Records contained in a dataset:
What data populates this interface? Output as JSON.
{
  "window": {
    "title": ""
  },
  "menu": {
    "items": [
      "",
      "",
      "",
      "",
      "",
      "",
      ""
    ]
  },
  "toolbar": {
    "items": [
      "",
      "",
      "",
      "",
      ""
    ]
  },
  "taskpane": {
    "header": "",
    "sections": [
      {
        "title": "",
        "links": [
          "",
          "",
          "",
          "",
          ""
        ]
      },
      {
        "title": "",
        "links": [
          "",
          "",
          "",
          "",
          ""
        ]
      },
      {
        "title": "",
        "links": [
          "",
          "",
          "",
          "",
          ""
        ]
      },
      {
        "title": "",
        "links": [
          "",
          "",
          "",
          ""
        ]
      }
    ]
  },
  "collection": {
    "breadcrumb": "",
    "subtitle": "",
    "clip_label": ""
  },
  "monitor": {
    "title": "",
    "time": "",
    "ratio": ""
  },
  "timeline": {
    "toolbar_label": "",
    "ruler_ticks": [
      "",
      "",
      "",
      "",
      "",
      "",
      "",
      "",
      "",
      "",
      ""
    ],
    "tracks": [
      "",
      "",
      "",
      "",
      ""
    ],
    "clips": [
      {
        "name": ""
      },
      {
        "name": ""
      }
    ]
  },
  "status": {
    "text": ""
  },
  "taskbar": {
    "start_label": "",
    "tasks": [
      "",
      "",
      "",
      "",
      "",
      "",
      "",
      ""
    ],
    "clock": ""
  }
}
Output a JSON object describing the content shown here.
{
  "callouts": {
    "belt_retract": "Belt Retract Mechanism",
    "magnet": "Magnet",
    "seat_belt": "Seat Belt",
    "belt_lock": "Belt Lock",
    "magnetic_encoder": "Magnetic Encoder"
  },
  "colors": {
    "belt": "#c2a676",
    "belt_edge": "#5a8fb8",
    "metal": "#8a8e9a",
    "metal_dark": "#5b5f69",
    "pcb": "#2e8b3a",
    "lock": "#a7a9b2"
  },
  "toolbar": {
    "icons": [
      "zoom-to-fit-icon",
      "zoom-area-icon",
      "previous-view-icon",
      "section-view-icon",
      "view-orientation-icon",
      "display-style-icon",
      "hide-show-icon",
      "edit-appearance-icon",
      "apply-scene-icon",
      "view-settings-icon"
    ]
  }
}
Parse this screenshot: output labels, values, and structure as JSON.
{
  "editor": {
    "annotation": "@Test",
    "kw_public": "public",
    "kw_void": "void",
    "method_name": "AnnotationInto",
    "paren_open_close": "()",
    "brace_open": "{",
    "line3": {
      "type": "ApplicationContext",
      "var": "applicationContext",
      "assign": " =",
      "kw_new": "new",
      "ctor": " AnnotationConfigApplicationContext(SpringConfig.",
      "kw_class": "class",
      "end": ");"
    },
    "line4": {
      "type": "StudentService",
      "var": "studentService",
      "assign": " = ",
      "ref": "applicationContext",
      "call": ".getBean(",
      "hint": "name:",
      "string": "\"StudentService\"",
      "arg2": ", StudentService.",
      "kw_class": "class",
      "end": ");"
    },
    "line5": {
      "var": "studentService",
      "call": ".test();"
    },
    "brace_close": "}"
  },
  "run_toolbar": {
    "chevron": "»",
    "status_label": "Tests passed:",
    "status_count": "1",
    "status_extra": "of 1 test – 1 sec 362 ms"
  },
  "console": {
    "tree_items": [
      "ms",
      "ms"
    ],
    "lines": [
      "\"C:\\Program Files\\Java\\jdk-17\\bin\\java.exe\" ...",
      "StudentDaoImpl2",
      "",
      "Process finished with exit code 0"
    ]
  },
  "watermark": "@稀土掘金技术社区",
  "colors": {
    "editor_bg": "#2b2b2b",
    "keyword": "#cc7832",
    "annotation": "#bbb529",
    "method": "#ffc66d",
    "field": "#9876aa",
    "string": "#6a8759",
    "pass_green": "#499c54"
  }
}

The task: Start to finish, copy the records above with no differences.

Solution for this task:
What data populates this interface? Output as JSON.
{
  "window": {
    "title": ""
  },
  "menu": {
    "items": [
      "",
      "",
      "",
      "",
      "",
      "",
      ""
    ]
  },
  "toolbar": {
    "items": [
      "",
      "",
      "",
      "",
      ""
    ]
  },
  "taskpane": {
    "header": "",
    "sections": [
      {
        "title": "",
        "links": [
          "",
          "",
          "",
          "",
          ""
        ]
      },
      {
        "title": "",
        "links": [
          "",
          "",
          "",
          "",
          ""
        ]
      },
      {
        "title": "",
        "links": [
          "",
          "",
          "",
          "",
          ""
        ]
      },
      {
        "title": "",
        "links": [
          "",
          "",
          "",
          ""
        ]
      }
    ]
  },
  "collection": {
    "breadcrumb": "",
    "subtitle": "",
    "clip_label": ""
  },
  "monitor": {
    "title": "",
    "time": "",
    "ratio": ""
  },
  "timeline": {
    "toolbar_label": "",
    "ruler_ticks": [
      "",
      "",
      "",
      "",
      "",
      "",
      "",
      "",
      "",
      "",
      ""
    ],
    "tracks": [
      "",
      "",
      "",
      "",
      ""
    ],
    "clips": [
      {
        "name": ""
      },
      {
        "name": ""
      }
    ]
  },
  "status": {
    "text": ""
  },
  "taskbar": {
    "start_label": "",
    "tasks": [
      "",
      "",
      "",
      "",
      "",
      "",
      "",
      ""
    ],
    "clock": ""
  }
}
Output a JSON object describing the content shown here.
{
  "callouts": {
    "belt_retract": "Belt Retract Mechanism",
    "magnet": "Magnet",
    "seat_belt": "Seat Belt",
    "belt_lock": "Belt Lock",
    "magnetic_encoder": "Magnetic Encoder"
  },
  "colors": {
    "belt": "#c2a676",
    "belt_edge": "#5a8fb8",
    "metal": "#8a8e9a",
    "metal_dark": "#5b5f69",
    "pcb": "#2e8b3a",
    "lock": "#a7a9b2"
  },
  "toolbar": {
    "icons": [
      "zoom-to-fit-icon",
      "zoom-area-icon",
      "previous-view-icon",
      "section-view-icon",
      "view-orientation-icon",
      "display-style-icon",
      "hide-show-icon",
      "edit-appearance-icon",
      "apply-scene-icon",
      "view-settings-icon"
    ]
  }
}
Parse this screenshot: output labels, values, and structure as JSON.
{
  "editor": {
    "annotation": "@Test",
    "kw_public": "public",
    "kw_void": "void",
    "method_name": "AnnotationInto",
    "paren_open_close": "()",
    "brace_open": "{",
    "line3": {
      "type": "ApplicationContext",
      "var": "applicationContext",
      "assign": " =",
      "kw_new": "new",
      "ctor": " AnnotationConfigApplicationContext(SpringConfig.",
      "kw_class": "class",
      "end": ");"
    },
    "line4": {
      "type": "StudentService",
      "var": "studentService",
      "assign": " = ",
      "ref": "applicationContext",
      "call": ".getBean(",
      "hint": "name:",
      "string": "\"StudentService\"",
      "arg2": ", StudentService.",
      "kw_class": "class",
      "end": ");"
    },
    "line5": {
      "var": "studentService",
      "call": ".test();"
    },
    "brace_close": "}"
  },
  "run_toolbar": {
    "chevron": "»",
    "status_label": "Tests passed:",
    "status_count": "1",
    "status_extra": "of 1 test – 1 sec 362 ms"
  },
  "console": {
    "tree_items": [
      "ms",
      "ms"
    ],
    "lines": [
      "\"C:\\Program Files\\Java\\jdk-17\\bin\\java.exe\" ...",
      "StudentDaoImpl2",
      "",
      "Process finished with exit code 0"
    ]
  },
  "watermark": "@稀土掘金技术社区",
  "colors": {
    "editor_bg": "#2b2b2b",
    "keyword": "#cc7832",
    "annotation": "#bbb529",
    "method": "#ffc66d",
    "field": "#9876aa",
    "string": "#6a8759",
    "pass_green": "#499c54"
  }
}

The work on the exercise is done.